Seong Hee Park during at The Korea Society in NYC. (Photo courtesy of Thomas Kung).
Park has created looks for the K-pop group Wonder Girls and actress Yunjin Kim (of the hit series Lost), and has collaborated with international makeup artist Pat McGrath for such events as the Met Costume Institute Gala, the Council of Fashion Designers of America Awards and fashion weeks in New York, Paris and Milan. Park’s looks also have been featured in fashion magazines around the world, including i-D Magazine, Vogue Korea, W Korea, Harper’s Bazaar Korea and Elle Korea.
Although Park acknowledged the popularity of plastic surgery among many Korean female celebrities, she said many Korean actresses today favor embracing one’s natural features, including Yeong-ae Lee from the Korean historical drama Dae Jang Geum; Ji-hyun Jun from the fantasy romance TV series My Love from Another Star; Hye-kyo Song from the drama Autumn in My Heart and film Hwang Jin Yi; and Su-ji “Suzy” Bae from the K-pop girl group Miss A.
During the Joseon Dynasty period between 1392 and 1897, inner beauty was prized over outer beauty, said Park. As a result, women favored simple styles during that era, for instance parting their hair down the middle and wearing similar styles of hanbok so as to not stand out.
Makeup styling during this era was one way to discern differences in status and rank, she said. For instance, lower-ranking women wore heavier makeup, such as thick powder, red lips, blushed cheeks and defined eyebrows. Women from the noble class wore a thin layer of powder and a light application of makeup on their eyebrows on a daily basis. These women reserved more defined makeup for special occasions such as rituals, outings or entertaining guests at their home. Bright, clear skin defined the ideals of beauty, while a clear, lighter complexion symbolized nobility, Park said.
To illustrate how beauty was defined during that era, Park referenced the Joseon-era artwork Mi In Do (“Portrait of a Beauty”) by the late-18th-century Korean painter Shin Yun-bok.
“Women of the Joseon Dynasty had a healthy, more voluptuous shape, [and] thick black hair and soft expressions,” Park said. “They had small, cherry red lips; thin eyebrows like crescent moons; slightly slanted eyes without any creases or folds; a small nose like a single piece of garlic; and a wider forehead. Although they did apply a bit of makeup to their eyebrows, cheeks, and lips, it did not overpower, and maintained their natural complexions within the limit of the natural shape.”
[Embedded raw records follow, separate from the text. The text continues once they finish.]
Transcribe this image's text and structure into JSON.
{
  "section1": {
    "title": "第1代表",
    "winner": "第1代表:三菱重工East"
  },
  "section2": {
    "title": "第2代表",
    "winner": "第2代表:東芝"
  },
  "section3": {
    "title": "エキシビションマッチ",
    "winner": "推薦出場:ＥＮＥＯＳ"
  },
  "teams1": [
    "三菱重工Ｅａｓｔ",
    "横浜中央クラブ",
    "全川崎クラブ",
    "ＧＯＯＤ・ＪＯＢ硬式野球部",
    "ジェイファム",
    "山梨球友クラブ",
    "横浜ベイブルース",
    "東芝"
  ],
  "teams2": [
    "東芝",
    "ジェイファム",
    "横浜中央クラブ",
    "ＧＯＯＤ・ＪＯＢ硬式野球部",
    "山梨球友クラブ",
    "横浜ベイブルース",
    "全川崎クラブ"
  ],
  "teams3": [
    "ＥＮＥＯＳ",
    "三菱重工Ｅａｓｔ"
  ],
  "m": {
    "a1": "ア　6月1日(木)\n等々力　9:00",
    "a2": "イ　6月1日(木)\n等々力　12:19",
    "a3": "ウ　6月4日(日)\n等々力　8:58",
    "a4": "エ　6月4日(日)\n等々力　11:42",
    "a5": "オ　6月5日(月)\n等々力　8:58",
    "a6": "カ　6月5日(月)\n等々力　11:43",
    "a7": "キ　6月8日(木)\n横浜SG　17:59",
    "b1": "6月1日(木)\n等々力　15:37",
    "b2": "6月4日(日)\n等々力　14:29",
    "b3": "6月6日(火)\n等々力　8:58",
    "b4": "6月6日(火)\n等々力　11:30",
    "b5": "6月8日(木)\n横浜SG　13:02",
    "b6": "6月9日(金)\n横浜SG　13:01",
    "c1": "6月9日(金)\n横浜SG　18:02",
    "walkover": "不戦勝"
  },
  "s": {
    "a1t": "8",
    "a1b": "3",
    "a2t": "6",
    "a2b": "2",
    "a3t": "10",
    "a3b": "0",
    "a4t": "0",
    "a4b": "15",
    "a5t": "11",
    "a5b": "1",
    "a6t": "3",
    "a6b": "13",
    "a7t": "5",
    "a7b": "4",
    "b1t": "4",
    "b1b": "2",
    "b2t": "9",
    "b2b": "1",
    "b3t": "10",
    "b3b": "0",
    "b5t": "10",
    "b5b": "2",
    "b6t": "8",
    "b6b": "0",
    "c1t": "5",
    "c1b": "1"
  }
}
The current trend towards natural and organic beauty products in Korea also has a history steeped in tradition, Park noted. Korean women dyed their nails with bongseonhwa flower petals long before the invention of nail polish, she said, while women in the Joseon era created beauty products from products like beans, milk and eggs.
Alicia Yoon, founder and CEO of the New York–based Korean beauty retail site Peach and Lily, agrees that the current trend in Korea is to look more natural. “The ‘no-makeup makeup’ look is what women strive for,” Yoon said. “The ideal look, as propelled by Korean popular culture and media, is flawless, youthful, radiant skin with slightly flushed cheeks and dewy pink or peach-toned lips. Smoky, dark eyes or darker-hued lips are not as much en vogue today in Korea.”
Although beauty trends have come and gone in Korea, Korean celebrities are gradually moving towards showing their most natural selves, Park said. “Like the woman in Mi In Do, Korean female stars still try to enhance, not hide, their most natural beauty by applying natural makeup that always leaves people wondering [whether] they are or are not wearing makeup,” she said.
Photos courtesy of Thomas Kung